The unintended consequences of tuition discounting
The rate by which U.S. colleges and universities discount student tuition continued to rise in the 2022-2023 academic year, contributing to our negative view on the higher education sector. The ongoing rise in tuition discounting magnifies other concerning trends facing higher education institutions, including declining enrollment, the leveling off in the number of high school graduates throughout much of the U.S., and increasing affordability concerns resulting, in part, from heightened inflation.
The average tuition discount rate for 341 private, nonprofit colleges and universities surveyed in April 2023 rose to a peak of 51% in the 2022-2023 academic year, continuing a steady climb from 40% in 2014.

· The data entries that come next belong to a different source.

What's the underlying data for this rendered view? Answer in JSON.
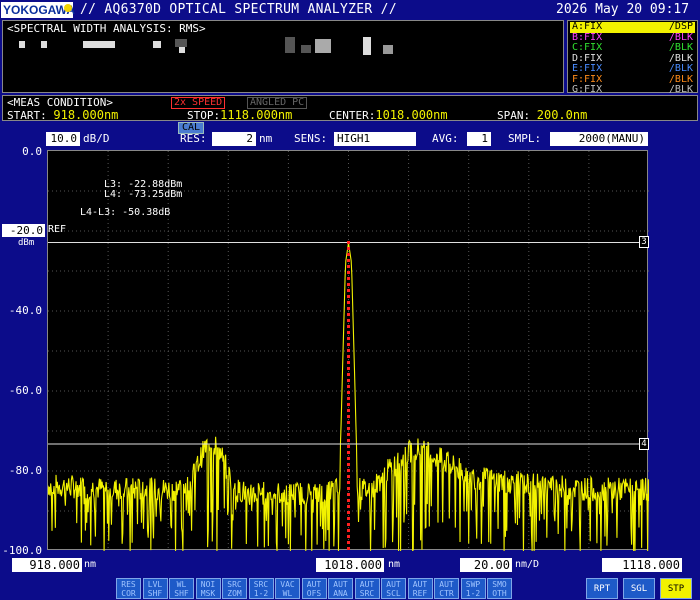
{
  "header": {
    "brand": "YOKOGAWA",
    "title": "// AQ6370D OPTICAL SPECTRUM ANALYZER //",
    "datetime": "2026 May 20 09:17"
  },
  "analysis": {
    "title": "<SPECTRAL WIDTH ANALYSIS: RMS>"
  },
  "traces": [
    {
      "label": "A:FIX",
      "mode": "/DSP",
      "color": "#f2f200",
      "active": true
    },
    {
      "label": "B:FIX",
      "mode": "/BLK",
      "color": "#ff40ff",
      "active": false
    },
    {
      "label": "C:FIX",
      "mode": "/BLK",
      "color": "#30e030",
      "active": false
    },
    {
      "label": "D:FIX",
      "mode": "/BLK",
      "color": "#e0e0e0",
      "active": false
    },
    {
      "label": "E:FIX",
      "mode": "/BLK",
      "color": "#4a8cff",
      "active": false
    },
    {
      "label": "F:FIX",
      "mode": "/BLK",
      "color": "#ff8c1a",
      "active": false
    },
    {
      "label": "G:FIX",
      "mode": "/BLK",
      "color": "#c0c0c0",
      "active": false
    }
  ],
  "meas": {
    "title": "<MEAS CONDITION>",
    "speed_badge": "2x SPEED",
    "angled_badge": "ANGLED PC",
    "start_label": "START:",
    "start_value": "918.000nm",
    "stop_label": "STOP:",
    "stop_value": "1118.000nm",
    "center_label": "CENTER:",
    "center_value": "1018.000nm",
    "span_label": "SPAN:",
    "span_value": "200.0nm"
  },
  "settings": {
    "scale_value": "10.0",
    "scale_unit": "dB/D",
    "cal": "CAL",
    "res_label": "RES:",
    "res_value": "2",
    "res_unit": "nm",
    "sens_label": "SENS:",
    "sens_value": "HIGH1",
    "avg_label": "AVG:",
    "avg_value": "1",
    "smpl_label": "SMPL:",
    "smpl_value": "2000(MANU)"
  },
  "graph": {
    "y_ticks": [
      "0.0",
      "-40.0",
      "-60.0",
      "-80.0",
      "-100.0"
    ],
    "ref_value": "-20.0",
    "ref_label": "REF",
    "ref_unit": "dBm",
    "marker_l3_tag": "3",
    "marker_l4_tag": "4",
    "l3_readout": "L3:  -22.88dBm",
    "l4_readout": "L4:  -73.25dBm",
    "diff_readout": "L4-L3:  -50.38dB"
  },
  "x_axis": {
    "start": "918.000",
    "start_unit": "nm",
    "center": "1018.000",
    "center_unit": "nm",
    "div": "20.00",
    "div_unit": "nm/D",
    "stop": "1118.000"
  },
  "softkeys": [
    {
      "l1": "RES",
      "l2": "COR"
    },
    {
      "l1": "LVL",
      "l2": "SHF"
    },
    {
      "l1": "WL",
      "l2": "SHF"
    },
    {
      "l1": "NOI",
      "l2": "MSK"
    },
    {
      "l1": "SRC",
      "l2": "ZOM"
    },
    {
      "l1": "SRC",
      "l2": "1-2"
    },
    {
      "l1": "VAC",
      "l2": "WL"
    },
    {
      "l1": "AUT",
      "l2": "OFS"
    },
    {
      "l1": "AUT",
      "l2": "ANA"
    },
    {
      "l1": "AUT",
      "l2": "SRC"
    },
    {
      "l1": "AUT",
      "l2": "SCL"
    },
    {
      "l1": "AUT",
      "l2": "REF"
    },
    {
      "l1": "AUT",
      "l2": "CTR"
    },
    {
      "l1": "SWP",
      "l2": "1-2"
    },
    {
      "l1": "SMO",
      "l2": "OTH"
    }
  ],
  "sweep_buttons": [
    "RPT",
    "SGL",
    "STP"
  ],
  "chart_data": {
    "type": "line",
    "xlabel": "",
    "ylabel": "",
    "xlim": [
      918,
      1118
    ],
    "ylim": [
      -100,
      0
    ],
    "series": [
      {
        "color": "#f2f200",
        "x": [
          918,
          930,
          940,
          950,
          960,
          965,
          970,
          972,
          974,
          976,
          980,
          985,
          990,
          1000,
          1005,
          1010,
          1013,
          1015,
          1016,
          1017,
          1018,
          1019,
          1020,
          1021,
          1023,
          1026,
          1030,
          1035,
          1040,
          1050,
          1060,
          1070,
          1080,
          1090,
          1100,
          1110,
          1118
        ],
        "y": [
          -83,
          -83.5,
          -84,
          -84,
          -84,
          -83,
          -74,
          -72,
          -73,
          -76,
          -84,
          -85,
          -85,
          -85,
          -85,
          -85,
          -84,
          -84,
          -55,
          -28,
          -23,
          -28,
          -55,
          -84,
          -84,
          -84,
          -80,
          -77,
          -73.5,
          -77,
          -81,
          -82,
          -83,
          -83.5,
          -84,
          -84,
          -84
        ]
      }
    ],
    "markers": [
      {
        "name": "L3",
        "y": -22.88
      },
      {
        "name": "L4",
        "y": -73.25
      }
    ]
  }
}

Figure 1: The steady upward march
What exactly is tuition discounting?
A school’s discount rate measures the total institutional grant aid awarded to students as a percentage of gross tuition, also commonly known as the sticker price. In short, the higher the discount rate, the less net tuition revenue schools derive from students.
Figure 2: Greater the discount, the less tuition revenue realized
What are the intended and unintended consequences of discounting?
While school administrators use the discount rate as a tool to address the declining number of college-age students, enrollment has, nonetheless, continued to fall for a majority of U.S. institutions, thereby limiting the operating flexibility of most colleges and universities. According to sector medians reported by Moody’s, a sizable 41% and 69% of operating revenue for public and private schools, respectively, comes from net tuition.
Inflationary pressures as well as a growing debate around the general affordability of a college education have also fueled the growing use of tuition discounting. The NACUBO reports that, after adjusting for inflation, net tuition revenue declined by 5.4% for the current academic year versus the 2021-2022 year. For elite institutions that are highly selective, tuition discounting is relied upon significantly less, 47% versus 59% for the balance of colleges and universities, according to the NACUBO, thereby exacerbating the growing divergence between strong and weak colleges and universities.
While segments of the sector remain attractive from an investment standpoint given numerous options available to counter net tuition revenue pressures and maintain financial stability, the importance of credit selection remains critical as the trends highlighted above are unlikely to abate. To that end, our investment thesis continues to incorporate a preference for colleges and universities that benefit from strong balance sheets, stable demand indicators, and generally stable net tuition revenue, all of which contribute to operating and financial flexibility. The ability of institutions to manage tuition discount rates is a key component of successful enrollment and financial management.